The nurse pats my hand. “She isn't here right now, but don't worry. We're going to take care of you.”
We're going to take care of you.
That's what the women at the orphanage said when my mother left us there. That's what the people who brought us to America said before they handed us over to Kyung. That's what Kyung's men said before they started selling us by the hour.
I don't need these doctors and nurses with their weird alphabet speak and their judging eyes. Gideon will take care of Rose and Rose will take care of me. That was the plan from the beginning.
THREE YEARS LATER
is crowding me out as usual, the reflection of her slender elbow obscuring part of my face in the mirror. Her scattered powders and potions cover the marble vanity of the bathroom we share. They're made of all things bold and glittery, just like she is. In contrast, my neat little cluster of toothbrush, hairbrush, and eyeliner feels like an unruly child put in the corner.
“Move over,” I say.
She's busy curling her eyelashes. I watch as she clamps a little torture device over one eye. People say we look alike, but what they mean is that we look alike except she's more striking. She has the same basic bone structure and pale skin, but bigger eyes, fuller lips, longer hair, and now, apparently, curlier eyelashes.
“You move over. I have plans tonight.” Rose tosses the eyelash curler into the sink and blinks sweetly at my reflection before rummaging through the mess on the vanity to find a tube of mascara.
“Me too.” I finger-comb my shoulder-length black hair, and then grab my eyeliner. A soft brush of black pencil across my lower lash line is usually all the makeup I wear.
“With Jesse Ramirez?” Rose wrinkles her nose at my pencil. “I could help you with your makeup.”
“Maybe.” I ignore her offer to slather me up with products. Jesse's not my boyfriend, and even if he were, I wouldn't waste time trying to impress him by masquerading as someone else.
“Winter,” Rose starts, her voice getting that whole mothering tone like she's forty instead of twenty. “You know Jesse loves you.”
“No he doesn't. We just work together, all right?” I've caught Jesse staring more than once, but I'm fairly certain his feelings are more practical in nature. He wants what all guys want. Too bad for him.
Rose blots her eyelashes on the back of her hand and applies a coat of shiny red lipstick. She looks like something out of a black-and-white movie. I've never seen a dress with so much fringe before.
“You should just give him some. See what it's like to be with someone who actually cares about you.”
I flinch slightly as I tug at her scooped neckline, pulling up the fabric to cover her cleavage. “Maybe you should try
giving some to everyone you meet.”
“Funny.” Rolling her impeccably made-up eyes, Rose twists her curtain of black hair up under a white-blond wig. “I'm going to Inferno. Come by later if you want.”

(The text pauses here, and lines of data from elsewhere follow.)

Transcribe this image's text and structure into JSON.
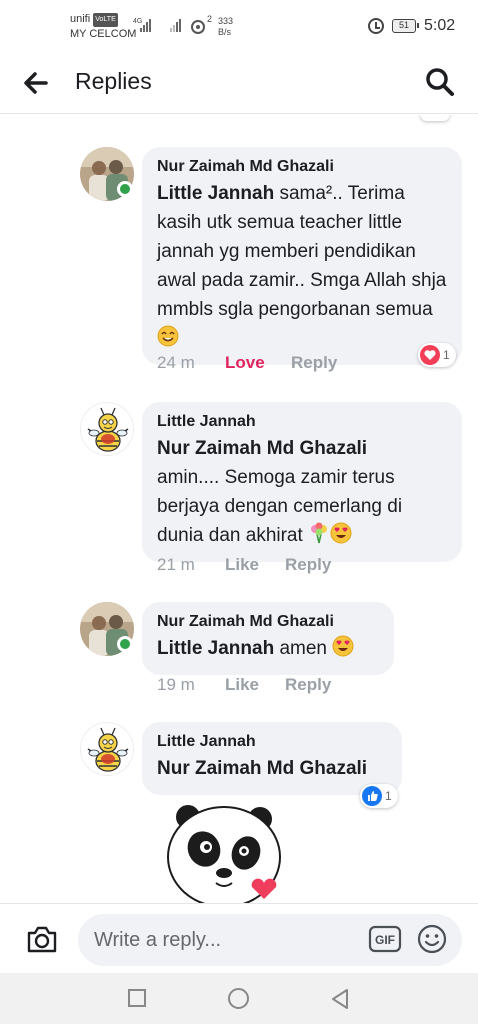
{
  "status_bar": {
    "carrier_1": "unifi",
    "volte_badge": "VoLTE",
    "carrier_2": "MY CELCOM",
    "network_type": "4G",
    "hotspot_count": "2",
    "speed_value": "333",
    "speed_unit": "B/s",
    "battery": "51",
    "time": "5:02"
  },
  "header": {
    "title": "Replies"
  },
  "comments": [
    {
      "author": "Nur Zaimah Md Ghazali",
      "mention": "Little Jannah",
      "text": " sama².. Terima kasih utk semua teacher little jannah yg memberi pendidikan awal pada zamir.. Smga Allah shja mmbls sgla pengorbanan semua",
      "time": "24 m",
      "reaction_label": "Love",
      "reply_label": "Reply",
      "reaction_count": "1"
    },
    {
      "author": "Little Jannah",
      "mention": "Nur Zaimah Md Ghazali",
      "text": "amin.... Semoga zamir terus berjaya dengan cemerlang di dunia dan akhirat",
      "time": "21 m",
      "reaction_label": "Like",
      "reply_label": "Reply"
    },
    {
      "author": "Nur Zaimah Md Ghazali",
      "mention": "Little Jannah",
      "text": " amen",
      "time": "19 m",
      "reaction_label": "Like",
      "reply_label": "Reply"
    },
    {
      "author": "Little Jannah",
      "mention": "Nur Zaimah Md Ghazali",
      "text": "",
      "reaction_count": "1"
    }
  ],
  "composer": {
    "placeholder": "Write a reply...",
    "gif_label": "GIF"
  },
  "icons": {
    "back": "arrow-left-icon",
    "search": "search-icon",
    "camera": "camera-icon",
    "gif": "gif-icon",
    "emoji": "smiley-icon"
  },
  "colors": {
    "love": "#e0245e",
    "like_blue": "#1877f2",
    "bubble": "#f0f2f5",
    "online": "#31a24c"
  }
}
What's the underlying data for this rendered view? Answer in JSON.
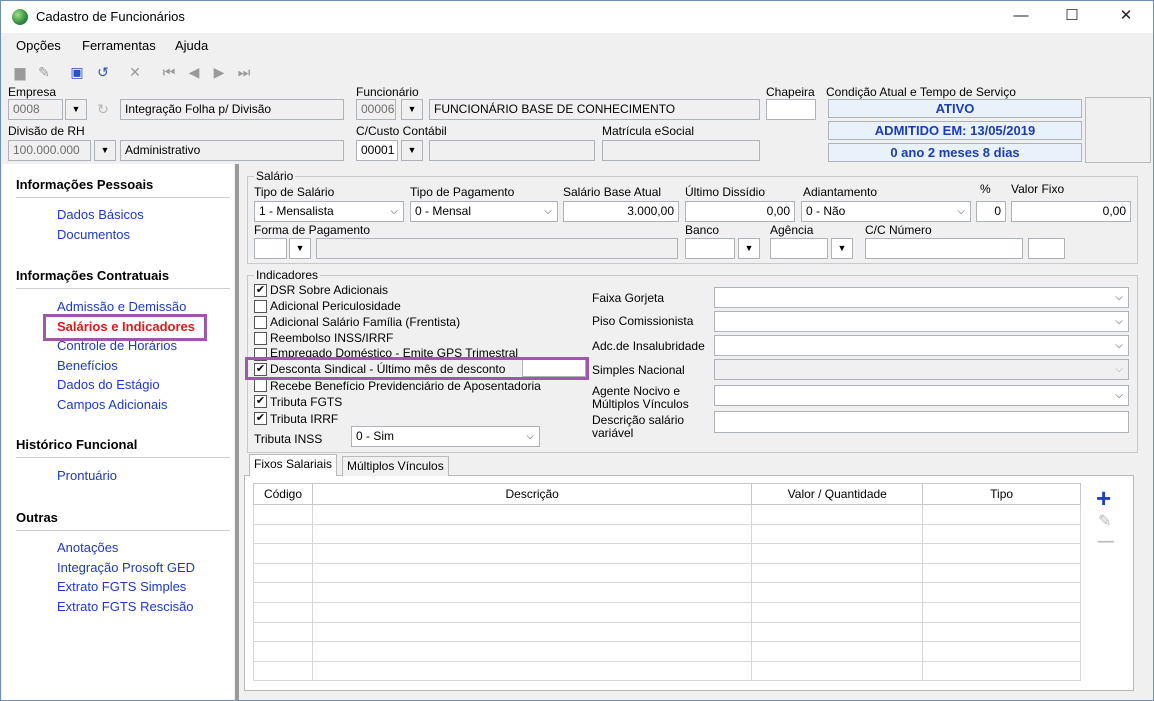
{
  "window": {
    "title": "Cadastro de Funcionários",
    "minimize": "—",
    "maximize": "☐",
    "close": "✕"
  },
  "menu": [
    "Opções",
    "Ferramentas",
    "Ajuda"
  ],
  "toolbar": {
    "icons": [
      "new-icon",
      "edit-icon",
      "save-icon",
      "undo-icon",
      "delete-icon",
      "first-icon",
      "prev-icon",
      "next-icon",
      "last-icon"
    ]
  },
  "header": {
    "empresa_label": "Empresa",
    "empresa_code": "0008",
    "empresa_name": "Integração Folha p/ Divisão",
    "divisao_label": "Divisão de RH",
    "divisao_code": "100.000.000",
    "divisao_name": "Administrativo",
    "funcionario_label": "Funcionário",
    "funcionario_code": "00006",
    "funcionario_name": "FUNCIONÁRIO BASE DE CONHECIMENTO",
    "custo_label": "C/Custo Contábil",
    "custo_code": "00001",
    "custo_name": "",
    "matricula_label": "Matrícula eSocial",
    "matricula_value": "",
    "chapeira_label": "Chapeira",
    "chapeira_value": "",
    "condicao_label": "Condição Atual e Tempo de Serviço",
    "status_1": "ATIVO",
    "status_2": "ADMITIDO EM: 13/05/2019",
    "status_3": "0 ano 2 meses 8 dias"
  },
  "sidebar": {
    "sections": [
      {
        "title": "Informações Pessoais",
        "items": [
          "Dados Básicos",
          "Documentos"
        ]
      },
      {
        "title": "Informações Contratuais",
        "items": [
          "Admissão e Demissão",
          "Salários e Indicadores",
          "Controle de Horários",
          "Benefícios",
          "Dados do Estágio",
          "Campos Adicionais"
        ]
      },
      {
        "title": "Histórico Funcional",
        "items": [
          "Prontuário"
        ]
      },
      {
        "title": "Outras",
        "items": [
          "Anotações",
          "Integração Prosoft GED",
          "Extrato FGTS Simples",
          "Extrato FGTS Rescisão"
        ]
      }
    ],
    "active": "Salários e Indicadores"
  },
  "salario": {
    "group_title": "Salário",
    "tipo_salario_label": "Tipo de Salário",
    "tipo_salario": "1 - Mensalista",
    "tipo_pagamento_label": "Tipo de Pagamento",
    "tipo_pagamento": "0 - Mensal",
    "salario_base_label": "Salário Base Atual",
    "salario_base": "3.000,00",
    "ultimo_dissidio_label": "Último Dissídio",
    "ultimo_dissidio": "0,00",
    "adiantamento_label": "Adiantamento",
    "adiantamento": "0 - Não",
    "percent_label": "%",
    "percent": "0",
    "valor_fixo_label": "Valor Fixo",
    "valor_fixo": "0,00",
    "forma_pagamento_label": "Forma de Pagamento",
    "banco_label": "Banco",
    "agencia_label": "Agência",
    "cc_label": "C/C Número"
  },
  "indicadores": {
    "group_title": "Indicadores",
    "checks": [
      {
        "label": "DSR Sobre Adicionais",
        "checked": true
      },
      {
        "label": "Adicional Periculosidade",
        "checked": false
      },
      {
        "label": "Adicional Salário Família (Frentista)",
        "checked": false
      },
      {
        "label": "Reembolso INSS/IRRF",
        "checked": false
      },
      {
        "label": "Empregado Doméstico - Emite GPS Trimestral",
        "checked": false
      },
      {
        "label": "Desconta Sindical - Último mês de desconto",
        "checked": true
      },
      {
        "label": "Recebe Benefício Previdenciário de Aposentadoria",
        "checked": false
      },
      {
        "label": "Tributa FGTS",
        "checked": true
      },
      {
        "label": "Tributa IRRF",
        "checked": true
      }
    ],
    "tributa_inss_label": "Tributa INSS",
    "tributa_inss": "0 - Sim",
    "faixa_gorjeta": "Faixa Gorjeta",
    "piso_comissionista": "Piso Comissionista",
    "adc_insalubridade": "Adc.de Insalubridade",
    "simples_nacional": "Simples Nacional",
    "agente_nocivo_1": "Agente Nocivo e",
    "agente_nocivo_2": "Múltiplos Vínculos",
    "descricao_salario_1": "Descrição salário",
    "descricao_salario_2": "variável"
  },
  "tabs": [
    "Fixos Salariais",
    "Múltiplos Vínculos"
  ],
  "grid": {
    "columns": [
      "Código",
      "Descrição",
      "Valor / Quantidade",
      "Tipo"
    ],
    "rows": 9
  },
  "side_actions": {
    "add": "+",
    "edit": "✎",
    "remove": "—"
  },
  "colors": {
    "link": "#1e39c6",
    "active_link": "#e0191b",
    "status_text": "#1a3db3",
    "highlight": "#9b59a8"
  }
}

Inferno is the club in the building next door. I've been there only a couple of times since I turned eighteen three months ago. “Are youÂ â¦ working?” I ask.

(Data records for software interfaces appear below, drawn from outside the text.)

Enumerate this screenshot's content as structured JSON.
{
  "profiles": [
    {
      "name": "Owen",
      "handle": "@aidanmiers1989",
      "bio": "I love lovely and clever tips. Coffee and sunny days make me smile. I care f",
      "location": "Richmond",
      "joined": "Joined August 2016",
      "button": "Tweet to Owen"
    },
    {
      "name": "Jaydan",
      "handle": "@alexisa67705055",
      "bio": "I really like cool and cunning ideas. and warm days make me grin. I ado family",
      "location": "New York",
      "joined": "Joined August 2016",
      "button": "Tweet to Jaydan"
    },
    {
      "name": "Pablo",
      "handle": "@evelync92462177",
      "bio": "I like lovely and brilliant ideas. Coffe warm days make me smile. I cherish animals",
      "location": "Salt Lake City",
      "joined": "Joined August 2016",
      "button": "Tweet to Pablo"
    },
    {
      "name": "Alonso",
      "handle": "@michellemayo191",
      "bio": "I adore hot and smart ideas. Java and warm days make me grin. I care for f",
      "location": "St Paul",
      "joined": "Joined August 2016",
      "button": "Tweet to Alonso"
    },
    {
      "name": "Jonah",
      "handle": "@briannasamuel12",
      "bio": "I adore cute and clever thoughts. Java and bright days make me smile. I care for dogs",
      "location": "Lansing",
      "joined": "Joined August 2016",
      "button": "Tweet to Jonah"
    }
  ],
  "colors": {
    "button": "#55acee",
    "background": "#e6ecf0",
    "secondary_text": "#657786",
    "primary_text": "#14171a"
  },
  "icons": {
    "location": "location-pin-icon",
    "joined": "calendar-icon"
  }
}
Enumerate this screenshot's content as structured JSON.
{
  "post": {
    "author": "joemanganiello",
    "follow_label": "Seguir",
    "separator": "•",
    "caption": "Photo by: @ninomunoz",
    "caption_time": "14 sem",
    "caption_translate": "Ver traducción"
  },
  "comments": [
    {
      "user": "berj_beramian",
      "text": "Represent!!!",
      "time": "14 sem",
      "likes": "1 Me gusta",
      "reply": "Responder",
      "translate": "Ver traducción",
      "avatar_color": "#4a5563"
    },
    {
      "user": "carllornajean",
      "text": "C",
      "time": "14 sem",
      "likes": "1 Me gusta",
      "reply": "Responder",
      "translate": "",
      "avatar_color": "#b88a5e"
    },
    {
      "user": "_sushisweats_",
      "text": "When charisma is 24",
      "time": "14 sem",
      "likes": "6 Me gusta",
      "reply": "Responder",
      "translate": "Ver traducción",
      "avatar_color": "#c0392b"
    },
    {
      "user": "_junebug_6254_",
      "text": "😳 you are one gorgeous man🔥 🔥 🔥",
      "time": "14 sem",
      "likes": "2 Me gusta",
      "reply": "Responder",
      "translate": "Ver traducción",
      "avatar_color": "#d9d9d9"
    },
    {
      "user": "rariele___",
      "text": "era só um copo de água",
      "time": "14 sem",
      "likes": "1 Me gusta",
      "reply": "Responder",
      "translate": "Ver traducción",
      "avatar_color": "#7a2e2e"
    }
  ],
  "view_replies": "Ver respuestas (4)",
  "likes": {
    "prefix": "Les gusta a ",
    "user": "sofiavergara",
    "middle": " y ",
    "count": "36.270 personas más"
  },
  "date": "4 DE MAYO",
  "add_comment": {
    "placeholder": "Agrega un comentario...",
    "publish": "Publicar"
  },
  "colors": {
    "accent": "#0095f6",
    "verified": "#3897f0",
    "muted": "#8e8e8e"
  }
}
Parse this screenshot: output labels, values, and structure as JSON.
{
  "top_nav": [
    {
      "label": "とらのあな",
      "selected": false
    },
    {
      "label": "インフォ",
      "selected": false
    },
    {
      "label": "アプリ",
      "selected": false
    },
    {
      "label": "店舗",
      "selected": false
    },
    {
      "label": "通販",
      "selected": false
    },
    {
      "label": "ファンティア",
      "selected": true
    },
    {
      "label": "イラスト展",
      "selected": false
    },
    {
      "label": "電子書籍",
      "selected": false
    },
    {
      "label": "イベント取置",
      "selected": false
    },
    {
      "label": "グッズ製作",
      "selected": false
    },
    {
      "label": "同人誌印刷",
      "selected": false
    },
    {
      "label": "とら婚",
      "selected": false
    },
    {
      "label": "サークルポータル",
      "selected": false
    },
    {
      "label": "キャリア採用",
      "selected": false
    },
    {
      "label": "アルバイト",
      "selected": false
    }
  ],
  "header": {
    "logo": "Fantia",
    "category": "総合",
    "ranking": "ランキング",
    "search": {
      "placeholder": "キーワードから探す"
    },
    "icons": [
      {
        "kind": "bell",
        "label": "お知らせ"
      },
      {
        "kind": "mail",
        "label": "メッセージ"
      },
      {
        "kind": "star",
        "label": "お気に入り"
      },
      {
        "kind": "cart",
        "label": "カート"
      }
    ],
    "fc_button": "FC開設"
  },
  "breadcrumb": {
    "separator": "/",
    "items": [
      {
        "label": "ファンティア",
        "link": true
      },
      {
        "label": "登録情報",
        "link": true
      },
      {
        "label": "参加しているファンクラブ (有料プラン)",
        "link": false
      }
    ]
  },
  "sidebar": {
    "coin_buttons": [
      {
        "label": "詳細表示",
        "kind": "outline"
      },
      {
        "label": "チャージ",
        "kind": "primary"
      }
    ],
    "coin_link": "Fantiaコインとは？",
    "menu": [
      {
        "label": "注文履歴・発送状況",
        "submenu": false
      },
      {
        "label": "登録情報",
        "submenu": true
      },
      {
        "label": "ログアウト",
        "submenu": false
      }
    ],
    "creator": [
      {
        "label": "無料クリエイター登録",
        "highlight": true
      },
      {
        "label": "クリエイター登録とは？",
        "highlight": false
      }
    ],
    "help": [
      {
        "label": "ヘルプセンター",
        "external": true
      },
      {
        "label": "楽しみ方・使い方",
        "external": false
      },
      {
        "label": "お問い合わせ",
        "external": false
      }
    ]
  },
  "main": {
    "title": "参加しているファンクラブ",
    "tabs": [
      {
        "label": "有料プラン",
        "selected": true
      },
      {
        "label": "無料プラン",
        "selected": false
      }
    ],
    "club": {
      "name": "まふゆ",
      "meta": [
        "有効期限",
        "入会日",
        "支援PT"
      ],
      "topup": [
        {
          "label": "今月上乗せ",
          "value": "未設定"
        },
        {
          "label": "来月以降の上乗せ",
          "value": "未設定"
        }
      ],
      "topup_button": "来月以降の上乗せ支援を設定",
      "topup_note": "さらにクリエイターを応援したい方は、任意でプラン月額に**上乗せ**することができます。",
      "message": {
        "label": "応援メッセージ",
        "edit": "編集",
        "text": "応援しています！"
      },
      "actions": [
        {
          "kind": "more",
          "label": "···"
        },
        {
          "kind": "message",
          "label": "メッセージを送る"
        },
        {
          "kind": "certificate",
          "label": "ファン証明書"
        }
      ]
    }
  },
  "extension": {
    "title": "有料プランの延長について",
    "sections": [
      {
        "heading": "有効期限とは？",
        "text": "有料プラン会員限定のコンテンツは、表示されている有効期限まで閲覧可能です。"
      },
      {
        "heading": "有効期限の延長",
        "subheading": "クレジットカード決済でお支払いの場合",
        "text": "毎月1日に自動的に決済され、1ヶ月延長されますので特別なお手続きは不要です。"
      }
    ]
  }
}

She smiles coyly. “Maybe.”
“Then I'll just see you tomorrow.”
Lately, Rose's idea of work has gotten increasingly provocative: modeling, club dancing, switch parties. Inferno holds a switch party every Saturday night. It's basically a make-out version of speed dating, where they turn out all the lights and everyone pairs up, hooks up, and then switches partners. As you can imagine, finding enough men isn't a problem, but the club usually ends up having to pay the women. Rose swears she doesn't let things go too far with anyone, that it's all about teasing and control, but sometimes I wonder. It's her body and she can do what she wants with it, but the thought of some dirty stranger's hands on my sister makes my insides wither.

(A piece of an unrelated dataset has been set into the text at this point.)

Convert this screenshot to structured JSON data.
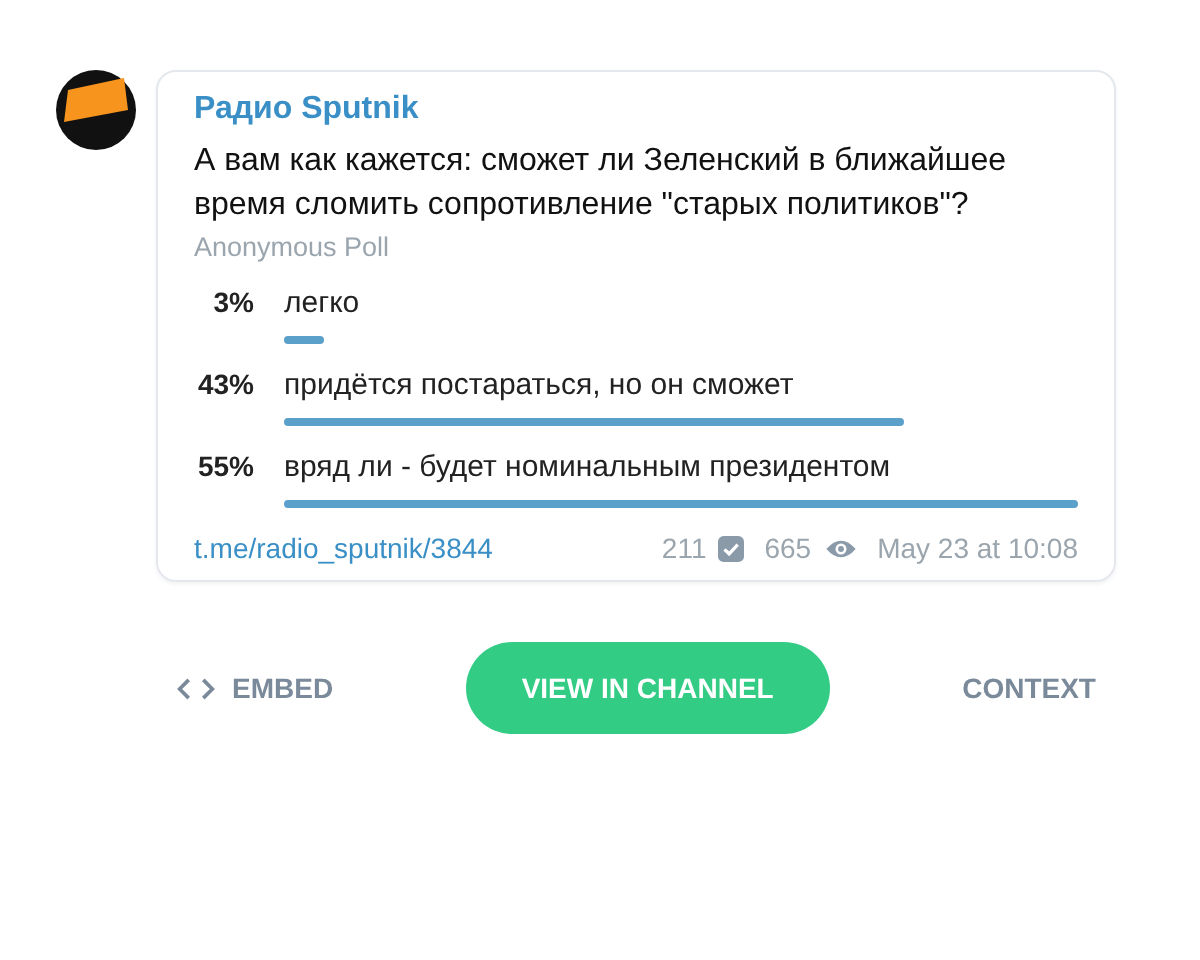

I love Rose, but sometimes I don't understand her.
“When's your next therapist appointment?” she asks suddenly, as if the look on my face might indicate an impending breakdown.
“Why are you asking me that? You know I quit seeing her.”
Rose arches a dark eyebrow. “I'm surprised you're getting away with that.”
She means Gideon. He and Rose ended their relationship shortly after we left Los Angeles. Despite the breakup, they've remained friends and the three of us still live together in Gideon's penthouse. Which means now he's sort of our landlord, older brother, and boss rolled into one. It's complicated.